*** Opening of TASK INPUTS ***

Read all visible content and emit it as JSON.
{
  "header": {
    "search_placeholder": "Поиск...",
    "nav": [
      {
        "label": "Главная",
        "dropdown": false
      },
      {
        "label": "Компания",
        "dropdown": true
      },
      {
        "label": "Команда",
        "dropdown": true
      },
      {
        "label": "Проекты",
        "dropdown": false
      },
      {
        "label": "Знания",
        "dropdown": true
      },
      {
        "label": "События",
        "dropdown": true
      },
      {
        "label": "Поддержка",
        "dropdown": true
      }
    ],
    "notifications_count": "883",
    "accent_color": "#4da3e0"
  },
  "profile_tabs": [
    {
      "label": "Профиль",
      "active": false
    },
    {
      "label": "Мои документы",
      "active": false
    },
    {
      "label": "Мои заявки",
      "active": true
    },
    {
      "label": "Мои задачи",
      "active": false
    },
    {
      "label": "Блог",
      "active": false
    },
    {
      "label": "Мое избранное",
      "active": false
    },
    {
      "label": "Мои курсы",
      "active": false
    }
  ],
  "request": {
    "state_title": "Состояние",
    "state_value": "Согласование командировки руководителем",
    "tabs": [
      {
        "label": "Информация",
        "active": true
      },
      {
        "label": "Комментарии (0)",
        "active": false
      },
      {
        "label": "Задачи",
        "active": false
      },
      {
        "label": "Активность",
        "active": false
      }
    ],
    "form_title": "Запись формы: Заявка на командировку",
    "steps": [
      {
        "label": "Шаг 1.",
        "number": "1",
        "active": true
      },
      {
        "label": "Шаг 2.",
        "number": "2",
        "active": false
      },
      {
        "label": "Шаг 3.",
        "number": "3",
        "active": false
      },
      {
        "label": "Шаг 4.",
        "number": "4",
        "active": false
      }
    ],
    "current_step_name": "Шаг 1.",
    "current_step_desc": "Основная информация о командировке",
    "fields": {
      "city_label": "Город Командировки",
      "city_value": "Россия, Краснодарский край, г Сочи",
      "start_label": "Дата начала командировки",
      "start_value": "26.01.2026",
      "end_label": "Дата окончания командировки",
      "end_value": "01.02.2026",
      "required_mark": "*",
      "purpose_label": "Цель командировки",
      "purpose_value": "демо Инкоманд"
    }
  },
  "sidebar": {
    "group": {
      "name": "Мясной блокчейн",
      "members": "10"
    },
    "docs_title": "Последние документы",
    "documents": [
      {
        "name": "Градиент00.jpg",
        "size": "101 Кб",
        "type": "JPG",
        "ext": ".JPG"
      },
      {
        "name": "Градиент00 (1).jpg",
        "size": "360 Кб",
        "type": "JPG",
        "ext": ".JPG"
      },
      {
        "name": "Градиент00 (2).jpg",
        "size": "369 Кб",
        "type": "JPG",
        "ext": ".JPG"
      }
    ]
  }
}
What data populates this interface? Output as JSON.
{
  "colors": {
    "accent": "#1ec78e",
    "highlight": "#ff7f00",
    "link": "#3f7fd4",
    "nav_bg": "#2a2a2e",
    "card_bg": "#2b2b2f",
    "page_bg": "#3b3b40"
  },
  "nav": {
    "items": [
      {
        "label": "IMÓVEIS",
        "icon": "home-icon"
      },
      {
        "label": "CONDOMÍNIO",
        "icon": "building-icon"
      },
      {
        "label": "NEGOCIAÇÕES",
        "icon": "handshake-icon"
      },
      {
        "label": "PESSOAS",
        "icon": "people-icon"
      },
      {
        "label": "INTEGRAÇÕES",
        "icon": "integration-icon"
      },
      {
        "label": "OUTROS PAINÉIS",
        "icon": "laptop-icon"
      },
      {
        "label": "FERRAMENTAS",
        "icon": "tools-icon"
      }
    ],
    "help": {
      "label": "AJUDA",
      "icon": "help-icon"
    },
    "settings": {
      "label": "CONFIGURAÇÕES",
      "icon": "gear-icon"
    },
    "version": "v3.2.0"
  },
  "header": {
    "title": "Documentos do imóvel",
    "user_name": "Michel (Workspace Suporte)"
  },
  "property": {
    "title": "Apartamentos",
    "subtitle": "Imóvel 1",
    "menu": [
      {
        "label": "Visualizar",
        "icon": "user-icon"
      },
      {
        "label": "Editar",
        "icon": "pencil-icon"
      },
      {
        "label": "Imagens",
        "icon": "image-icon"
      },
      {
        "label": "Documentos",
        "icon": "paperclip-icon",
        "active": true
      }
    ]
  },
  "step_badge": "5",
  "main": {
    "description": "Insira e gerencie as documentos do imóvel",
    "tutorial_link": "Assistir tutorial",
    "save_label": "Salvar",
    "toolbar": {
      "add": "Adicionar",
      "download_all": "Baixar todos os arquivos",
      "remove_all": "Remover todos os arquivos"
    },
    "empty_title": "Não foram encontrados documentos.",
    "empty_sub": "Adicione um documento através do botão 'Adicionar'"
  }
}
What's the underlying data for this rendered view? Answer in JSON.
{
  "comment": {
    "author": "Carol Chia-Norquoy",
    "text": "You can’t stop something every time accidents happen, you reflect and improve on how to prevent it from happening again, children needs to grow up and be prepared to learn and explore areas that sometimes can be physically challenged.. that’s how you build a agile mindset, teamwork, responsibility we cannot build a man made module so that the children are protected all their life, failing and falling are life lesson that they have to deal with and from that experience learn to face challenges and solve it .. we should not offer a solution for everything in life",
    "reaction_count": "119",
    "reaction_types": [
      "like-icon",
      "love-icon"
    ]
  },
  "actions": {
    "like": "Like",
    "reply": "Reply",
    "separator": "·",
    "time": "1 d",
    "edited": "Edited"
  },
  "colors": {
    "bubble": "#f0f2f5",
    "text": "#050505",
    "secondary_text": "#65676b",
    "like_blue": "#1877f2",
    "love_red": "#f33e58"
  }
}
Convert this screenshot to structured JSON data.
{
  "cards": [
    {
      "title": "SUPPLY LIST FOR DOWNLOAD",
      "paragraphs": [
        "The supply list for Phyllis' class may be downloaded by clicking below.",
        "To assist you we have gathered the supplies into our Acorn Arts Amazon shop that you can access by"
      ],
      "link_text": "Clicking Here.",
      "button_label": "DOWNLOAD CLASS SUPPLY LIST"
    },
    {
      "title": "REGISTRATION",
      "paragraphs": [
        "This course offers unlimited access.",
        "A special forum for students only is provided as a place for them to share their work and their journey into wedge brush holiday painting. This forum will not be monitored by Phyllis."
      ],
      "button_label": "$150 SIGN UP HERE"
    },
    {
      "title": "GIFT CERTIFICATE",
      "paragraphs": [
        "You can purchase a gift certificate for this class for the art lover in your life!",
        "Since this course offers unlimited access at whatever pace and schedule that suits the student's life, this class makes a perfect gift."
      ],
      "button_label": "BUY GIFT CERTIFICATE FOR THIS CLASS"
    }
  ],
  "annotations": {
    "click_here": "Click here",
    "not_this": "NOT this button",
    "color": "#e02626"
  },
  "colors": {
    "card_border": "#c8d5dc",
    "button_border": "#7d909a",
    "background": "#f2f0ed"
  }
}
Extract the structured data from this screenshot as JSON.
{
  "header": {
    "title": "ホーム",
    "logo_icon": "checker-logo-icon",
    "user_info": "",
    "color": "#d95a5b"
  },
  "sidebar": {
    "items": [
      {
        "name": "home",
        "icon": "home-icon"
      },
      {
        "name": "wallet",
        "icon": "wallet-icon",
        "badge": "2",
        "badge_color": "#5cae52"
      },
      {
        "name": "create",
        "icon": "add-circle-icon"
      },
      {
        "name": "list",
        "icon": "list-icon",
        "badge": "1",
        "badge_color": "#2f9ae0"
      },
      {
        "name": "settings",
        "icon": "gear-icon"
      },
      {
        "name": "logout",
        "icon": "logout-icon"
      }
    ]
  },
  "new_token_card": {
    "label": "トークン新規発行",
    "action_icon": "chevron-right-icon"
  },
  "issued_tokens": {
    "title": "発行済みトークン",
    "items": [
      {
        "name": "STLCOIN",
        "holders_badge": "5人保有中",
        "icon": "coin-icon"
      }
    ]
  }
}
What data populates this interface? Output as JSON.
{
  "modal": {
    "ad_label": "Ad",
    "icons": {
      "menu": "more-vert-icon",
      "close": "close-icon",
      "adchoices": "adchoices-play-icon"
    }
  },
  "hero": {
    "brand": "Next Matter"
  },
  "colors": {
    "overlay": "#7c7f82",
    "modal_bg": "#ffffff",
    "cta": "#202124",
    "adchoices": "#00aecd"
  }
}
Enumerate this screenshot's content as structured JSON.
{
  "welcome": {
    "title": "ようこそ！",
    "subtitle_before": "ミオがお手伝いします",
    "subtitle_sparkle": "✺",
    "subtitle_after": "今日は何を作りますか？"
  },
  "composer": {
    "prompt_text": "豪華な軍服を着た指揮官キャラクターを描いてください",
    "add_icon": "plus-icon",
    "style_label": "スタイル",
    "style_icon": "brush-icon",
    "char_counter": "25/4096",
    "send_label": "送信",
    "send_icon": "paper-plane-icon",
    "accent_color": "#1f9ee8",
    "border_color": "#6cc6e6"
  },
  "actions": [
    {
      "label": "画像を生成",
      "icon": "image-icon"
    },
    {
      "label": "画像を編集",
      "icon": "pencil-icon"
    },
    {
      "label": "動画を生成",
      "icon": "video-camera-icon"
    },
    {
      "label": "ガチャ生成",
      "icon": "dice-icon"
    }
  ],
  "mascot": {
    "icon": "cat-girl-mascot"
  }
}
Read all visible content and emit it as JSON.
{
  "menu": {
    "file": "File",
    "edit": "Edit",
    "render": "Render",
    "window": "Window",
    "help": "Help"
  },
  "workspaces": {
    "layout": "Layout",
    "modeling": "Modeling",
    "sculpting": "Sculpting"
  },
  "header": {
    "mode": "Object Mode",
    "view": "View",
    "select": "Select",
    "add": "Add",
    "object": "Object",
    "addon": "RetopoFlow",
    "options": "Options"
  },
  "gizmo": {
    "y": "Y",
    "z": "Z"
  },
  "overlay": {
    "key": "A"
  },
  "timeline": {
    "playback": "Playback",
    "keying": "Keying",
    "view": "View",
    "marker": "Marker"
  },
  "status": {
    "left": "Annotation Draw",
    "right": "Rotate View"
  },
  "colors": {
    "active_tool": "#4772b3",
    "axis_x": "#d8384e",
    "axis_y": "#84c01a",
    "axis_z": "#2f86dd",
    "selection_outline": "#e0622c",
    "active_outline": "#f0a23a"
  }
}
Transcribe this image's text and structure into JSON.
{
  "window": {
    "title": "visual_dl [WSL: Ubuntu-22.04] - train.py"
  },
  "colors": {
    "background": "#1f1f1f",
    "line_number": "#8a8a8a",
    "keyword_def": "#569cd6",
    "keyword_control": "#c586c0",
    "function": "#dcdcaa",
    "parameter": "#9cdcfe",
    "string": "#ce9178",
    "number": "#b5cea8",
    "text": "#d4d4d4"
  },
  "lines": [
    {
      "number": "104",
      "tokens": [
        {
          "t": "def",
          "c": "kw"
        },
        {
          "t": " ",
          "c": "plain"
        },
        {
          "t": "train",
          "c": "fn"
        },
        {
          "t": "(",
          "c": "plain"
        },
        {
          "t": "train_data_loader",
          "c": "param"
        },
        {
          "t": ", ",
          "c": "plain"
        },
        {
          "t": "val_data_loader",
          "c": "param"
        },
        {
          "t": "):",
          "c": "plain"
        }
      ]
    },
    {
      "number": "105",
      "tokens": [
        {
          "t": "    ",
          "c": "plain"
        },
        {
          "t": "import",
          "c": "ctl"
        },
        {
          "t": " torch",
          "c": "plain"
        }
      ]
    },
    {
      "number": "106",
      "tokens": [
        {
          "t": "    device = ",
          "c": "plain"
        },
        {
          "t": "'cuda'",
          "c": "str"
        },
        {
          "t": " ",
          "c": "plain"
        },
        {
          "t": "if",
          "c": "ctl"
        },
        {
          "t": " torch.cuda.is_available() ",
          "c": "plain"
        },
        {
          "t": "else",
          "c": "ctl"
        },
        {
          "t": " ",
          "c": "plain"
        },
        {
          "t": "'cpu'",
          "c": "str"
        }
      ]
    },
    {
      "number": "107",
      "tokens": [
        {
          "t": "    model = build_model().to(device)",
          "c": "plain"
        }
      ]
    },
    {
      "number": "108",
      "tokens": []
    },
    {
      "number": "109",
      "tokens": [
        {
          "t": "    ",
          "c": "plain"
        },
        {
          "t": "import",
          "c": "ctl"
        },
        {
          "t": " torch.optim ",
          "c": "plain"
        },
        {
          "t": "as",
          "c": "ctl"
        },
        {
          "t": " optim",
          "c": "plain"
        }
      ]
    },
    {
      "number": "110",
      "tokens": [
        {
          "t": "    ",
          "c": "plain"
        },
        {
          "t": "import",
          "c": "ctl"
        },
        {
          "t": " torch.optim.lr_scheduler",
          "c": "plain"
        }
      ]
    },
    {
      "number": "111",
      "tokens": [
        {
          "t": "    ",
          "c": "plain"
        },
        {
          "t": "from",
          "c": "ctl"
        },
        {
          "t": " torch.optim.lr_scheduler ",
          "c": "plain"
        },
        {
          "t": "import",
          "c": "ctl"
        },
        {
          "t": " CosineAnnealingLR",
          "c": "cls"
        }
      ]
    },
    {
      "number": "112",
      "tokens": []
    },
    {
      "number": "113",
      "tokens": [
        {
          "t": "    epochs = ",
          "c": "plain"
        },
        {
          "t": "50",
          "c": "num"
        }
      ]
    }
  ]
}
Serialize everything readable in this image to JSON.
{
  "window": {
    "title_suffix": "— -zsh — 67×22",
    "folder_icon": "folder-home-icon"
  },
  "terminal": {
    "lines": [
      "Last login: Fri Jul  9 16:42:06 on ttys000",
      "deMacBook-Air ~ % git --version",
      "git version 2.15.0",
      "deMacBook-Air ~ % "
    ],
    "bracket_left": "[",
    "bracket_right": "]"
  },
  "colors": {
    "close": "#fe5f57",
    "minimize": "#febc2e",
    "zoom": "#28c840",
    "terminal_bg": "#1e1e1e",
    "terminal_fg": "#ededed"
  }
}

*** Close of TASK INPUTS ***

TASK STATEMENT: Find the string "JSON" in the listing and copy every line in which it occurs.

REPLY:
Read all visible content and emit it as JSON.
What data populates this interface? Output as JSON.
What's the underlying data for this rendered view? Answer in JSON.
Convert this screenshot to structured JSON data.
Extract the structured data from this screenshot as JSON.
What data populates this interface? Output as JSON.
Enumerate this screenshot's content as structured JSON.
Read all visible content and emit it as JSON.
Transcribe this image's text and structure into JSON.
Serialize everything readable in this image to JSON.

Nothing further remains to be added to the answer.